### REQUIRED WORK:
Search the records for "text". Copy every line where it appears.

### THE INPUT:
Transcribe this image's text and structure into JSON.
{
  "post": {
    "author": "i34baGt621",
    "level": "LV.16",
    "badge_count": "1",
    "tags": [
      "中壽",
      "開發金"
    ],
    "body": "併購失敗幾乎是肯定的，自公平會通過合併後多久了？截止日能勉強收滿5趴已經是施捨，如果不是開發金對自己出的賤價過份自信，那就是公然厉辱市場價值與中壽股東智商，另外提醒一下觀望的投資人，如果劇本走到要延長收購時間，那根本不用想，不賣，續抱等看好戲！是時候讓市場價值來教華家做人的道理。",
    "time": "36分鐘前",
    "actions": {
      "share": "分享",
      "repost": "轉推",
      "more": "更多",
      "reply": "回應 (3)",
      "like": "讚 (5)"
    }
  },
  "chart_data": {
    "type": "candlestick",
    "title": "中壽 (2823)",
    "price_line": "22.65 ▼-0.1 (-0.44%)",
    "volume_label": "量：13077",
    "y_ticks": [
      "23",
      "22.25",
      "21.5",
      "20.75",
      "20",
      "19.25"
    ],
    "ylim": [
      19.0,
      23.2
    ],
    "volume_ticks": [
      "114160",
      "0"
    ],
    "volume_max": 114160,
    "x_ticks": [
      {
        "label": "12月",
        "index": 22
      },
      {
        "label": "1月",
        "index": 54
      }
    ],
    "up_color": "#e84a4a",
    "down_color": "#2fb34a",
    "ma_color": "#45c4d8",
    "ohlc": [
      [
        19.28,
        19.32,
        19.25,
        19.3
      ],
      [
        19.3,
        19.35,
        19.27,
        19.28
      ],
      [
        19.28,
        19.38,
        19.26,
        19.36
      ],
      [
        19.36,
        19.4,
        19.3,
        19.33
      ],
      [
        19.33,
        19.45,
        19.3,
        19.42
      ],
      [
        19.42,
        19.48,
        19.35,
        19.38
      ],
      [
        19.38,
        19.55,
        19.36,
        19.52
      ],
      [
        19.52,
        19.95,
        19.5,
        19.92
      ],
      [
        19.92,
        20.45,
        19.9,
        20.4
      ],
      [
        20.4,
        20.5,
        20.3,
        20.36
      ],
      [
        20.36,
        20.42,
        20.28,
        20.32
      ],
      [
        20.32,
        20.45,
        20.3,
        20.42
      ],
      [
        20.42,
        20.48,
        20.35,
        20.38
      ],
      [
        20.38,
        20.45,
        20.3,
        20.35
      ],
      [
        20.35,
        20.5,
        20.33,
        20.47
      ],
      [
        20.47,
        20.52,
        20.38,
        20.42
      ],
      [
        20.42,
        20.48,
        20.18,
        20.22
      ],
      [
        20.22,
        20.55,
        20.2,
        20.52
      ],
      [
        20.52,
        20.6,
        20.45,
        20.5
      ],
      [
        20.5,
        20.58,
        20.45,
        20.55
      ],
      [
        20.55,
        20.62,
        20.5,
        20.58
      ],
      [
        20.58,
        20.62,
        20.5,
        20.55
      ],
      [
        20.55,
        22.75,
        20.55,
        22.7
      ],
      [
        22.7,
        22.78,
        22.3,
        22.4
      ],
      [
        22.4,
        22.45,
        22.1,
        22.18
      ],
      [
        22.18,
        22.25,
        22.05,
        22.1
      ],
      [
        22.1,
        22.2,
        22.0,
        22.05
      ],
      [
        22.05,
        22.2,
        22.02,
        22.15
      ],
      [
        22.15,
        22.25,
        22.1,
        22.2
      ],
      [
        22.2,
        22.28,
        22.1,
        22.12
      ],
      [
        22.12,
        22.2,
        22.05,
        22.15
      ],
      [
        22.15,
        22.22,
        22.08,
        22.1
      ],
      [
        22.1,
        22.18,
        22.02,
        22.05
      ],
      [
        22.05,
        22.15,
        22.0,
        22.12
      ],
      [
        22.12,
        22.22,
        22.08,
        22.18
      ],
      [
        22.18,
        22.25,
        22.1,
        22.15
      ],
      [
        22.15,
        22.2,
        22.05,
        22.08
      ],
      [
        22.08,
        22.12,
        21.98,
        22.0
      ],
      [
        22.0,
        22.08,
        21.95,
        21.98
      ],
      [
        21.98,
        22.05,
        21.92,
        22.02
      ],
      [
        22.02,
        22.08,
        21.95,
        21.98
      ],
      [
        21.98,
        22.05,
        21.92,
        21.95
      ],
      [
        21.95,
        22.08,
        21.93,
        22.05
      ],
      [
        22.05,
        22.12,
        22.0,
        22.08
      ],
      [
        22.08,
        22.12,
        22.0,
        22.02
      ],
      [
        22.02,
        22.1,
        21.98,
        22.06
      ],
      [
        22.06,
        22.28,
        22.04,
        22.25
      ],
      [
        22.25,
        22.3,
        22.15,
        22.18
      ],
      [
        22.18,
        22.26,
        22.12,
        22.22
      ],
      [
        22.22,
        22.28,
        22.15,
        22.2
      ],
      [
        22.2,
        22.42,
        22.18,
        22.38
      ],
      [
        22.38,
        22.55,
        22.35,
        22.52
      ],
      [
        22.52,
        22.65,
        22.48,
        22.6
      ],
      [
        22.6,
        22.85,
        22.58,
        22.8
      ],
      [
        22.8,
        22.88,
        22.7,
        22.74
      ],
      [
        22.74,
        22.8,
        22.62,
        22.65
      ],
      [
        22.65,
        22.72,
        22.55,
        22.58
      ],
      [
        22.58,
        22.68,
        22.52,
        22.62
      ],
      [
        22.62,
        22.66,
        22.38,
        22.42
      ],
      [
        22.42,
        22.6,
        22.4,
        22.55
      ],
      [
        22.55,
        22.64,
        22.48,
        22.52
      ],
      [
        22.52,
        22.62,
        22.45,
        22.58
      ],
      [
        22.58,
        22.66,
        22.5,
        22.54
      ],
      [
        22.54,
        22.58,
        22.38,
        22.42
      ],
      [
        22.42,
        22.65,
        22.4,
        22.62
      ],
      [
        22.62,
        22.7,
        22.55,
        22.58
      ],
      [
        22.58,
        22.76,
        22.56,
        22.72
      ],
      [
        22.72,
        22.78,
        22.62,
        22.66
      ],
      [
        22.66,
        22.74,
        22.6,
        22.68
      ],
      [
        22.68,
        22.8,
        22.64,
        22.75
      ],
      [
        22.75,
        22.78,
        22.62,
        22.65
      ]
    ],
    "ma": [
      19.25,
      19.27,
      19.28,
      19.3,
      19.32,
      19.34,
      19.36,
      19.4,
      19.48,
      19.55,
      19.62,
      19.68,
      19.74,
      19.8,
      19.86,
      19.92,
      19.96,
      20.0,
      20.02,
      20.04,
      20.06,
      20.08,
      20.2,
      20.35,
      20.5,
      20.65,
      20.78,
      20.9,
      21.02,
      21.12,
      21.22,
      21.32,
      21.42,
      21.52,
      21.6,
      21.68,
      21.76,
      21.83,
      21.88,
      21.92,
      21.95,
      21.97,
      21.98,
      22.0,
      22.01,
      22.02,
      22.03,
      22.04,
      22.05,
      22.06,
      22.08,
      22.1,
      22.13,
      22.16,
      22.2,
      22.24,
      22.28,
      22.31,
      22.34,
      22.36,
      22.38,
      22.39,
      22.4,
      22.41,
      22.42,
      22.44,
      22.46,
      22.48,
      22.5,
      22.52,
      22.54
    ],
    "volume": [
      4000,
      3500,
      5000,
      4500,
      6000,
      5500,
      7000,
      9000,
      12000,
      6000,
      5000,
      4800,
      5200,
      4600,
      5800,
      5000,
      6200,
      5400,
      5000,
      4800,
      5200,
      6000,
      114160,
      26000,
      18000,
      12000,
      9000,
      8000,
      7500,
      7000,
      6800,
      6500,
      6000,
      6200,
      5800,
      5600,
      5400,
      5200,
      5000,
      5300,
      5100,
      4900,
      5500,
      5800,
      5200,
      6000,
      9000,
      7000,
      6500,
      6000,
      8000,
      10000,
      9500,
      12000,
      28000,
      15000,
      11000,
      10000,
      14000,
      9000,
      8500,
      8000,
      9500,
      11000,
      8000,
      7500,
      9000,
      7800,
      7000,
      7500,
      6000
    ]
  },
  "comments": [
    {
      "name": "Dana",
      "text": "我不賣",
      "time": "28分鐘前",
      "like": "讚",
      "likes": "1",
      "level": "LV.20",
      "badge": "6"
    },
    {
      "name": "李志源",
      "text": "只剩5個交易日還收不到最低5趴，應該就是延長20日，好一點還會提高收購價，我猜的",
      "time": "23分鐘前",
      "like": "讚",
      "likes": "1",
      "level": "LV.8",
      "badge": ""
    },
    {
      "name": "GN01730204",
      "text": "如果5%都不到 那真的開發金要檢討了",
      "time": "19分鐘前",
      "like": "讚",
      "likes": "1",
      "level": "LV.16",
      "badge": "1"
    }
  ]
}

### TASK RESULT:
Transcribe this image's text and structure into JSON.
      "text": "我不賣",
      "text": "只剩5個交易日還收不到最低5趴，應該就是延長20日，好一點還會提高收購價，我猜的",
      "text": "如果5%都不到 那真的開發金要檢討了",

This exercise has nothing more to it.